Mr. Finnie also projected growth in pharmaceutical research, development and manufacturing.

With the interest of multinational companies such as Scripps Research Institute and MediVector, he said, similar industries are making decisions and inquiring about coming to Miami-Dade.

MediVector, a privately held drug development company in Cambridge, MA, is planning a pharmaceutical manufacturing company that would use graduates from the biopharmaceutical training institute to fill positions. The company plans to settle in the Liberty City area of Miami within two years. The industrial park it will call home is expected to provide nearly 1,500 jobs for workers ranging from pharmaceutical researchers to temporary construction workers.

Mr. Finnie said he is confident but cautious about the effect of the national economy on Miami-Dade. In the near future, he said, the county has enough momentum to sustain growth.

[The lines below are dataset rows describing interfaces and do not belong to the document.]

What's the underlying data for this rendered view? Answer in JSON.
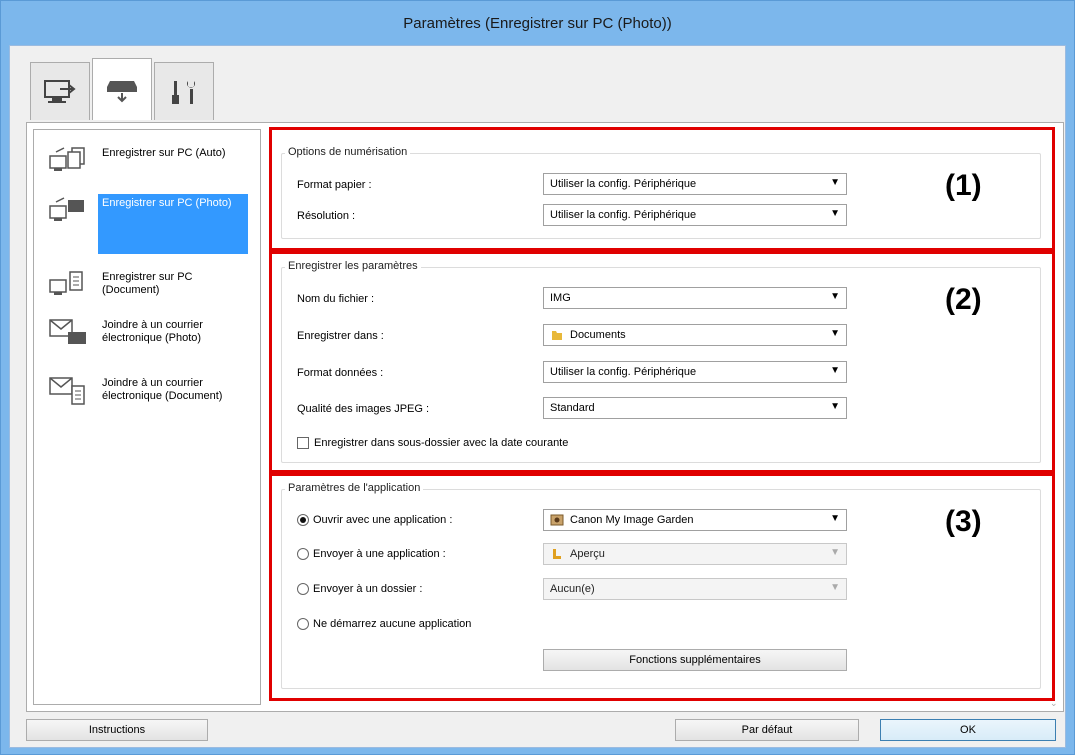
{
  "window": {
    "title": "Paramètres (Enregistrer sur PC (Photo))"
  },
  "tabs": [
    {
      "icon": "scan-from-computer-icon"
    },
    {
      "icon": "scan-from-operation-panel-icon"
    },
    {
      "icon": "general-settings-icon"
    }
  ],
  "sidebar": {
    "items": [
      {
        "label": "Enregistrer sur PC (Auto)",
        "icon": "save-pc-auto-icon"
      },
      {
        "label": "Enregistrer sur PC (Photo)",
        "icon": "save-pc-photo-icon",
        "selected": true
      },
      {
        "label": "Enregistrer sur PC (Document)",
        "icon": "save-pc-document-icon"
      },
      {
        "label": "Joindre à un courrier électronique (Photo)",
        "icon": "email-photo-icon"
      },
      {
        "label": "Joindre à un courrier électronique (Document)",
        "icon": "email-document-icon"
      }
    ]
  },
  "scan_options": {
    "group_label": "Options de numérisation",
    "paper_size_label": "Format papier :",
    "paper_size_value": "Utiliser la config. Périphérique",
    "resolution_label": "Résolution :",
    "resolution_value": "Utiliser la config. Périphérique",
    "marker": "(1)"
  },
  "save_settings": {
    "group_label": "Enregistrer les paramètres",
    "filename_label": "Nom du fichier :",
    "filename_value": "IMG",
    "save_in_label": "Enregistrer dans :",
    "save_in_value": "Documents",
    "data_format_label": "Format données :",
    "data_format_value": "Utiliser la config. Périphérique",
    "jpeg_quality_label": "Qualité des images JPEG :",
    "jpeg_quality_value": "Standard",
    "subfolder_label": "Enregistrer dans sous-dossier avec la date courante",
    "subfolder_checked": false,
    "marker": "(2)"
  },
  "app_settings": {
    "group_label": "Paramètres de l'application",
    "open_app_label": "Ouvrir avec une application :",
    "open_app_value": "Canon My Image Garden",
    "send_app_label": "Envoyer à une application :",
    "send_app_value": "Aperçu",
    "send_folder_label": "Envoyer à un dossier :",
    "send_folder_value": "Aucun(e)",
    "no_app_label": "Ne démarrez aucune application",
    "more_functions_label": "Fonctions supplémentaires",
    "selected": "open_app",
    "marker": "(3)"
  },
  "footer": {
    "instructions_label": "Instructions",
    "defaults_label": "Par défaut",
    "ok_label": "OK"
  },
  "colors": {
    "highlight": "#e00000",
    "selection": "#3399ff",
    "titlebar": "#7cb7ec"
  }
}
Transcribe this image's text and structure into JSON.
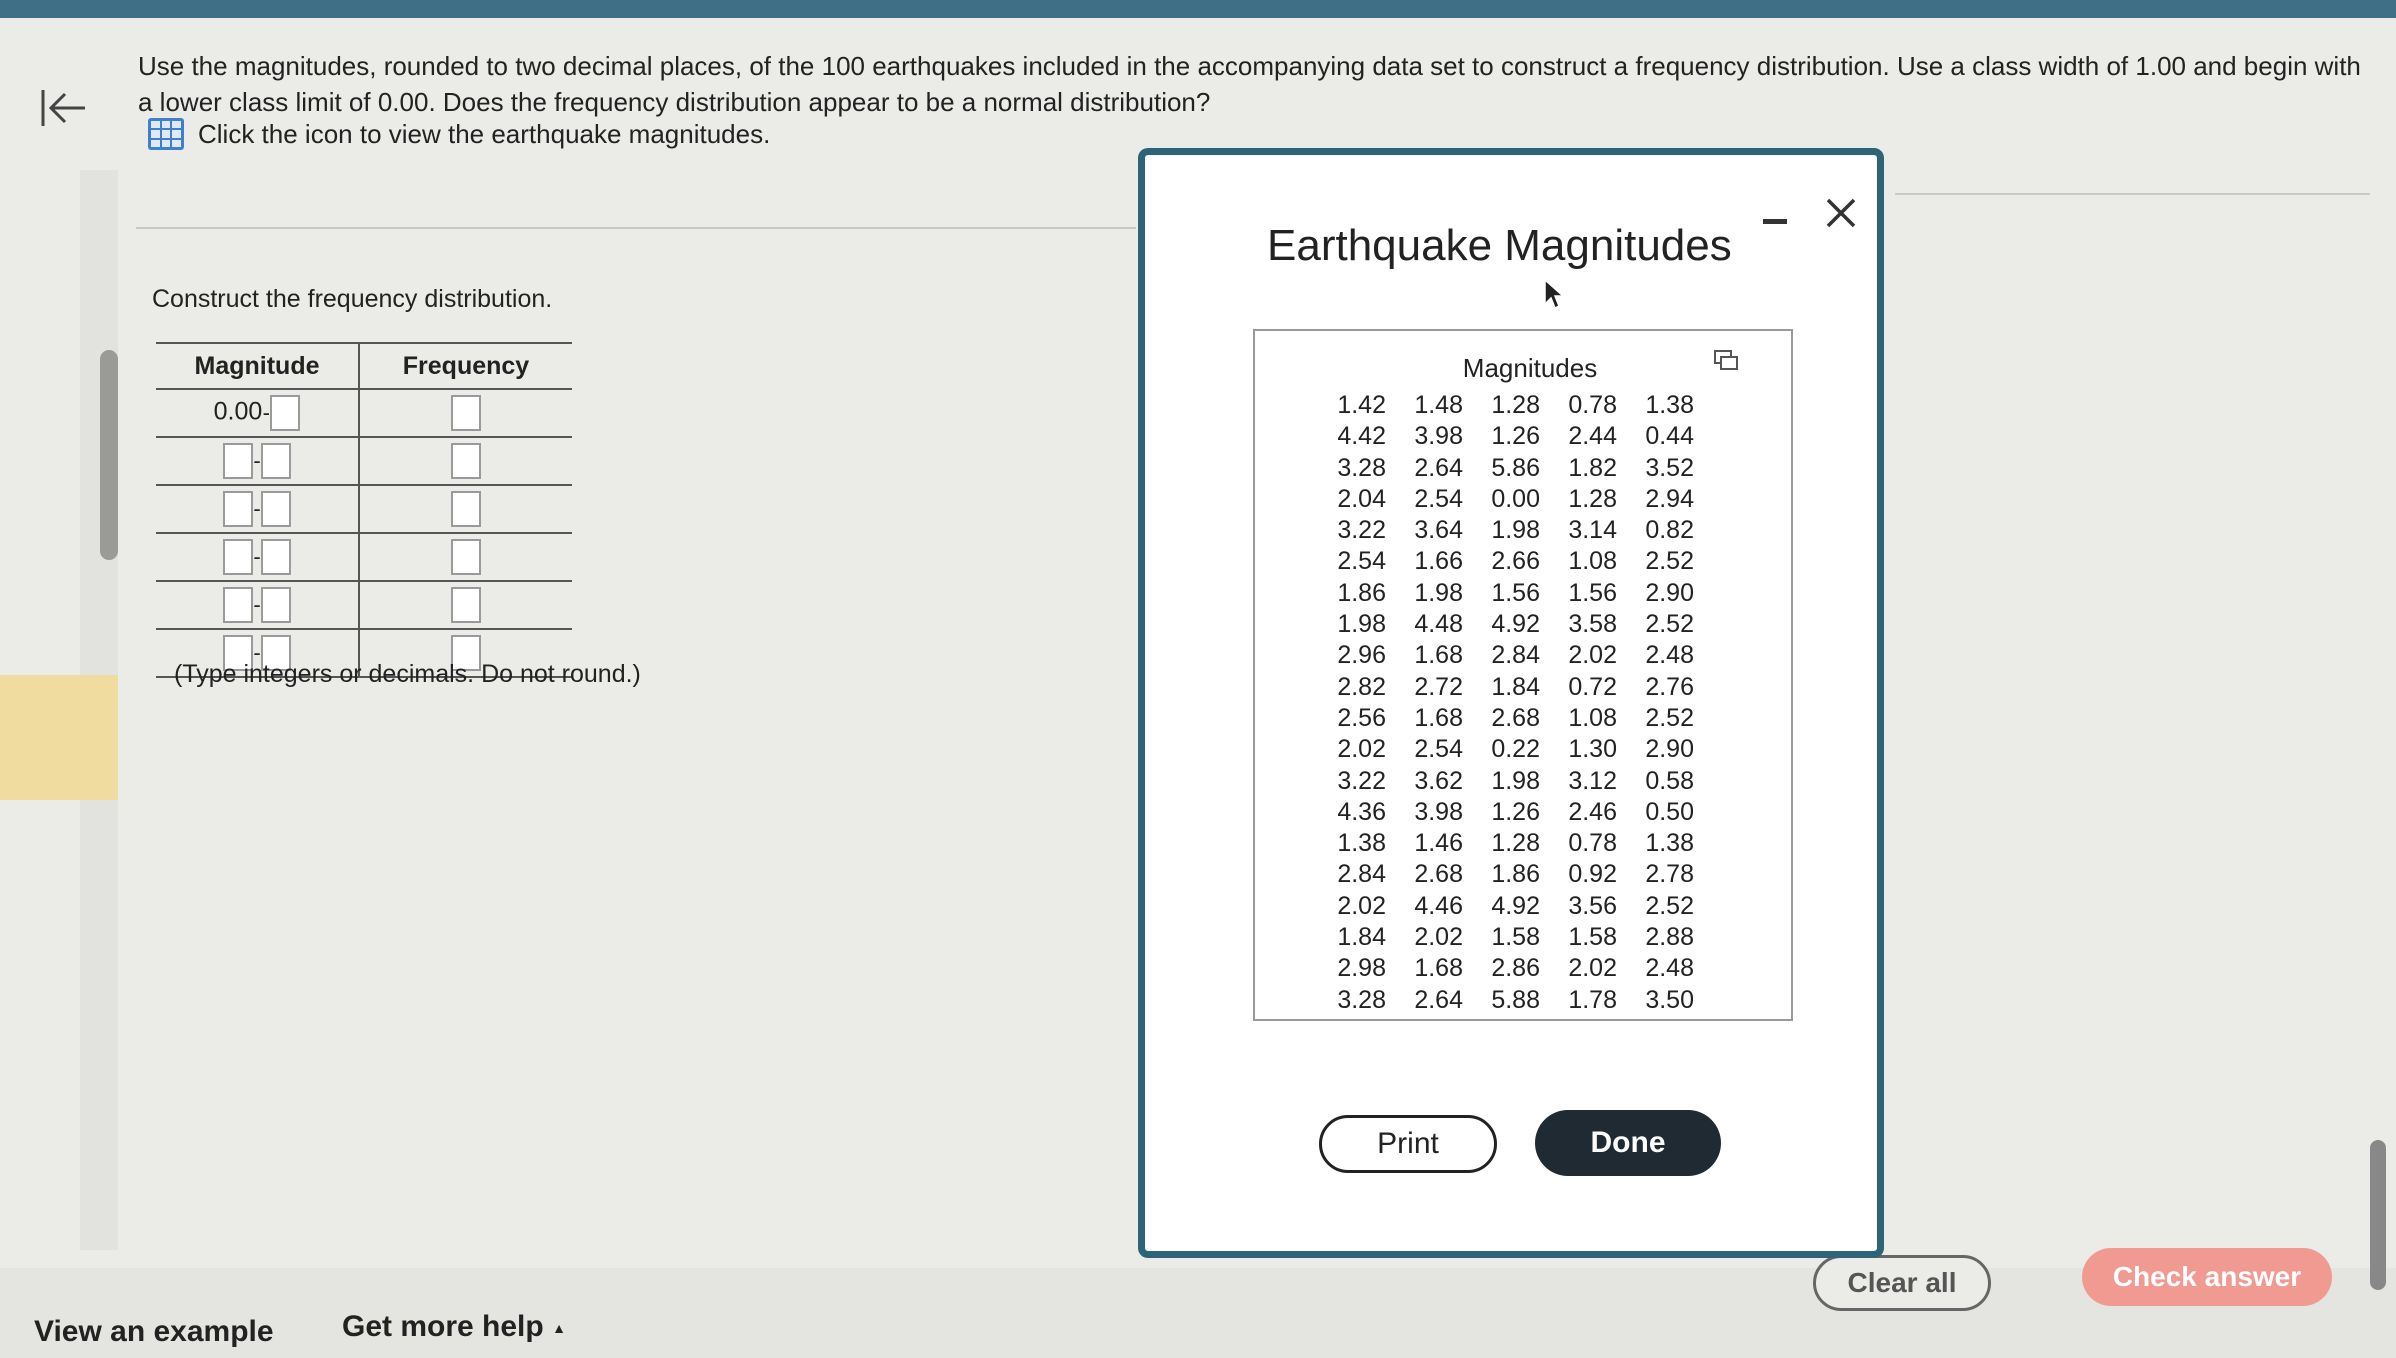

By 2006, he said, the national scenario of war and the valuation of the dollar could have larger implications on the local economy.

One constant, Mr. Finnie said, is that the local economy will continue to depend on residential development.

With millions of real estate dollars still flowing into the area, Mr. Finnie said, he expects construction to grow, especially in southern Miami-Dade.

Consumer confidence is the reason Jaap Donath, vice president of research and strategic planning of the Beacon Council, said he is predicting economic growth in the county.

"Trade has improved, and we have had continued job growth and a decrease in the unemployment rate," he said.

Unemployment numbers for November are down to 5.7% from 6.8% in November 2003.

Mr. Donath said he sees growth in health care, education, government, retail and professional services.

Economists say the weakening of the dollar would be beneficial to the local economy in the short term – especially with euros flowing into the real estate market.

"With the stronger currency, Europeans end up having a 35% discount when purchasing properties," said Tony Villamil, CEO of the Washington Economic Group, a Coral Gables consulting firm.

But if the dollar continues to weaken, he said, the Federal Reserve Bank will have to step in and tighten monetary policy, which could result in continued interest-rate hikes.

"With a gross county product of $72 billion, Miami is very dependent on external factors such as interest and exchange rates," said Mr. Villamil.

Miami’s prosperity, he said, will be dependent on the strength of European and Latin American economies.

He said he expects the US economy to grow 3.5% and the Latin American to expand 4%.

With real estate construction as one of the pillars of the local economy, Mr. Villamil said, Miami is interest-rate sensitive. Though rates will increase, he said, they won’t affect local activity. "Housing might slow down a little," Mr. Villamil said, "but can be offset by stronger Latin American economies."